Industrial manufacturers have been impacted by supply chain troubles.
Consumer goods are one thing, but what about business-to-business products—the items that make consumer product manufacture possible? Like consumer goods, industrial equipment manufacturers have hit the same problem; lack of availability of raw materials and components and supply chain logistics holdups.
It starts at the top. Again, the chips that are available have been routed for consumer goods. The more sophisticated the product, the longer the delay. Deliveries on some goods that industrial manufactures need are delayed up to a year or more. Shipping logistics have caused further issues. Even when goods are on their way, shipments themselves face delays.
Faced with these ongoing issues, manufacturers look to speed up production.
At this stage it is clear that product delays are inevitable.

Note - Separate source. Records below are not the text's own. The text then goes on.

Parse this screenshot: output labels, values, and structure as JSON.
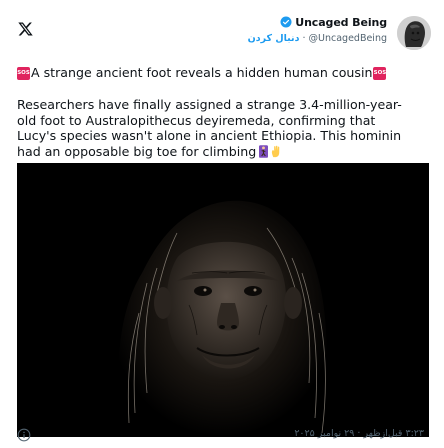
{
  "header": {
    "logo_icon": "x-logo-icon",
    "author": {
      "name": "Uncaged Being",
      "handle": "@UncagedBeing",
      "follow_label": "دنبال کردن",
      "separator": "·",
      "verified_icon": "verified-badge-icon",
      "verified_color": "#1d9bf0"
    }
  },
  "tweet": {
    "headline": "A strange ancient foot reveals a hidden human cousin",
    "headline_emoji": "sos-icon",
    "body_lines": [
      "Researchers have finally assigned a strange 3.4-million-year-",
      "old foot to Australopithecus deyiremeda, confirming that",
      "Lucy's species wasn't alone in ancient Ethiopia. This hominin",
      "had an opposable big toe for climbing"
    ],
    "body_emoji": [
      "climbing-icon",
      "hand-icon"
    ]
  },
  "media": {
    "description": "primate-portrait-image"
  },
  "footer": {
    "timestamp": "۳:۲۳ قبل‌ازظهر · ۲۹ نوامبر ۲۰۲۵",
    "info_icon": "info-icon"
  },
  "colors": {
    "text": "#0f1419",
    "secondary": "#536471",
    "link": "#1d9bf0",
    "sos": "#e0245e"
  }
}
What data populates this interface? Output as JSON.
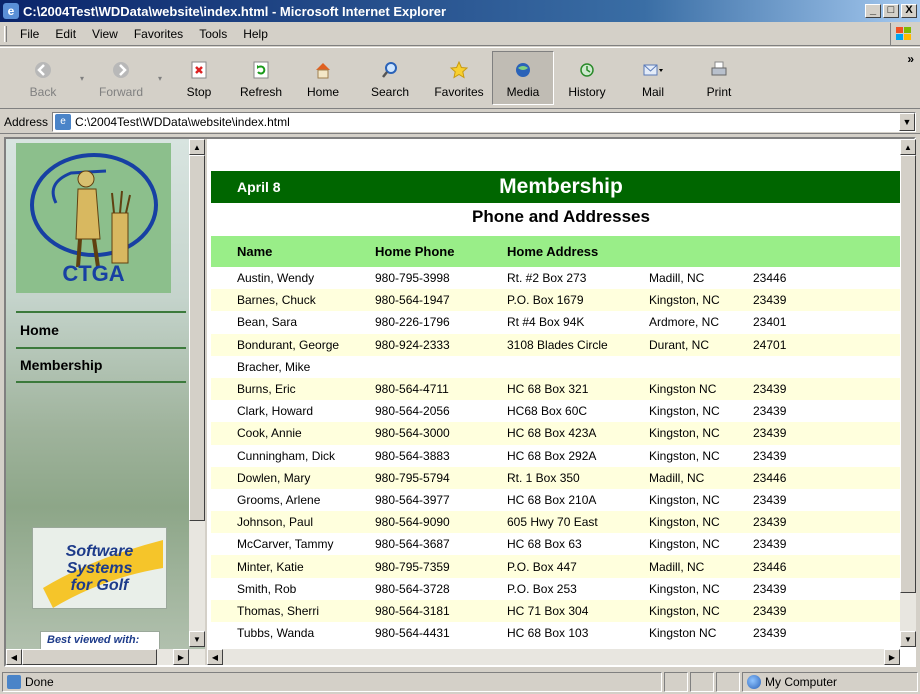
{
  "window": {
    "title": "C:\\2004Test\\WDData\\website\\index.html - Microsoft Internet Explorer",
    "controls": {
      "minimize": "_",
      "maximize": "□",
      "close": "X"
    }
  },
  "menu": [
    "File",
    "Edit",
    "View",
    "Favorites",
    "Tools",
    "Help"
  ],
  "toolbar": {
    "back": "Back",
    "forward": "Forward",
    "stop": "Stop",
    "refresh": "Refresh",
    "home": "Home",
    "search": "Search",
    "favorites": "Favorites",
    "media": "Media",
    "history": "History",
    "mail": "Mail",
    "print": "Print"
  },
  "address": {
    "label": "Address",
    "value": "C:\\2004Test\\WDData\\website\\index.html"
  },
  "sidebar": {
    "logo_text": "CTGA",
    "nav": [
      "Home",
      "Membership"
    ],
    "sponsor": [
      "Software",
      "Systems",
      "for Golf"
    ],
    "best_viewed": "Best viewed with:"
  },
  "page": {
    "date": "April 8",
    "title": "Membership",
    "subtitle": "Phone and Addresses",
    "columns": {
      "name": "Name",
      "phone": "Home Phone",
      "address": "Home Address"
    },
    "members": [
      [
        "Austin, Wendy",
        "980-795-3998",
        "Rt. #2 Box 273",
        "Madill, NC",
        "23446"
      ],
      [
        "Barnes, Chuck",
        "980-564-1947",
        "P.O. Box 1679",
        "Kingston, NC",
        "23439"
      ],
      [
        "Bean, Sara",
        "980-226-1796",
        "Rt #4 Box 94K",
        "Ardmore, NC",
        "23401"
      ],
      [
        "Bondurant, George",
        "980-924-2333",
        "3108 Blades Circle",
        "Durant, NC",
        "24701"
      ],
      [
        "Bracher, Mike",
        "",
        "",
        "",
        ""
      ],
      [
        "Burns, Eric",
        "980-564-4711",
        "HC 68 Box 321",
        "Kingston NC",
        "23439"
      ],
      [
        "Clark, Howard",
        "980-564-2056",
        "HC68 Box 60C",
        "Kingston, NC",
        "23439"
      ],
      [
        "Cook, Annie",
        "980-564-3000",
        "HC 68 Box 423A",
        "Kingston, NC",
        "23439"
      ],
      [
        "Cunningham, Dick",
        "980-564-3883",
        "HC 68 Box 292A",
        "Kingston, NC",
        "23439"
      ],
      [
        "Dowlen, Mary",
        "980-795-5794",
        "Rt. 1 Box 350",
        "Madill, NC",
        "23446"
      ],
      [
        "Grooms, Arlene",
        "980-564-3977",
        "HC 68 Box 210A",
        "Kingston, NC",
        "23439"
      ],
      [
        "Johnson, Paul",
        "980-564-9090",
        "605 Hwy 70 East",
        "Kingston, NC",
        "23439"
      ],
      [
        "McCarver, Tammy",
        "980-564-3687",
        "HC 68 Box 63",
        "Kingston, NC",
        "23439"
      ],
      [
        "Minter, Katie",
        "980-795-7359",
        "P.O. Box 447",
        "Madill, NC",
        "23446"
      ],
      [
        "Smith, Rob",
        "980-564-3728",
        "P.O. Box 253",
        "Kingston, NC",
        "23439"
      ],
      [
        "Thomas, Sherri",
        "980-564-3181",
        "HC 71 Box 304",
        "Kingston, NC",
        "23439"
      ],
      [
        "Tubbs, Wanda",
        "980-564-4431",
        "HC 68 Box 103",
        "Kingston NC",
        "23439"
      ]
    ]
  },
  "status": {
    "text": "Done",
    "zone": "My Computer"
  },
  "colors": {
    "header_green": "#006600",
    "column_header_green": "#99ee88",
    "row_stripe": "#ffffdd",
    "nav_rule": "#3c7a3c",
    "logo_blue": "#1740a3"
  }
}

Out of necessity, companies like Rheonik and Kemtrak, manufacturers who provide various industries with meters and probes, have looked at ways of speeding product delivery. Let’s examine their efforts in greater detail.
So-called “blind” units, without display readouts, keeps the product moving.
Rheonik is a manufacturer of mass flow meters. These meters are microprocessor based. Some models of their mass flow meters have an LCD-readout screen. But the chips, and the LCD screen itself, are now hard to come by. Rheonik have begun shipping “blind” mass flow meters without the screen. Fortunately, the devices can be connected to a computer system via USB. No information is lost, and updates can still be completed. This strategy has helped Rheonik produce and ship flow meters much more quickly.
Spot buying can help ease the burden, but it comes with risks.
Several manufactures have turned to spot buying, or spot purchasing. This method is used when sourcing goods ahead of time is not possible. These types of purchases are usually unplanned and made up of small orders.
In some respects, spot buying is unavoidable. If manufacturers like Rheonik find an opportunity to procure a good, they have no choice but to act. Purchasing ahead of time is much more difficult now. This has helped fulfil orders in a timelier fashion. But it comes with risks. For one, because demand is high, costs go up. In addition, when spot buying, questions linger—is the product fake? is it new? is it the wrong spec?
If a good that is procured is not new, problems can persist. Manufacturers will not be certain of the component’s reliability. This means more overhead is necessary to ensure quality, a fact that has led to further delays. Reclaimed components—if they are available—are not as consistent as new ones, so failure rates go up.
Stockpiling goods helps—in the short term, at least.
There is no doubt that stockpiling goods can provide some insulation against ongoing logistic nightmares. Kemtrak has employed this method to some success. They have stockpiled components and materials to reduce some of the pressure faced and limit the need to spot buy. However, that has had an impact on cash flow and some development projects have been idled as result, so it has not proven to be the ultimate solution either.
The supply chain shortage has affected industries across all sectors and consumers all over the globe. And economists say that issues can last well into 2022, with no immediate solution in sight. The chaos has forced manufacturers to find new ways to deliver their products. Rheonik, for example, have removed non-essential components to speed up delivery times. Spot buying has occurred more often, an effort that costs more, but that has helped ease the problem.
At South Fork Instruments, we continue to do out best to procure and supply products to those industries that need it most. Get in touch with our experts today to learn more.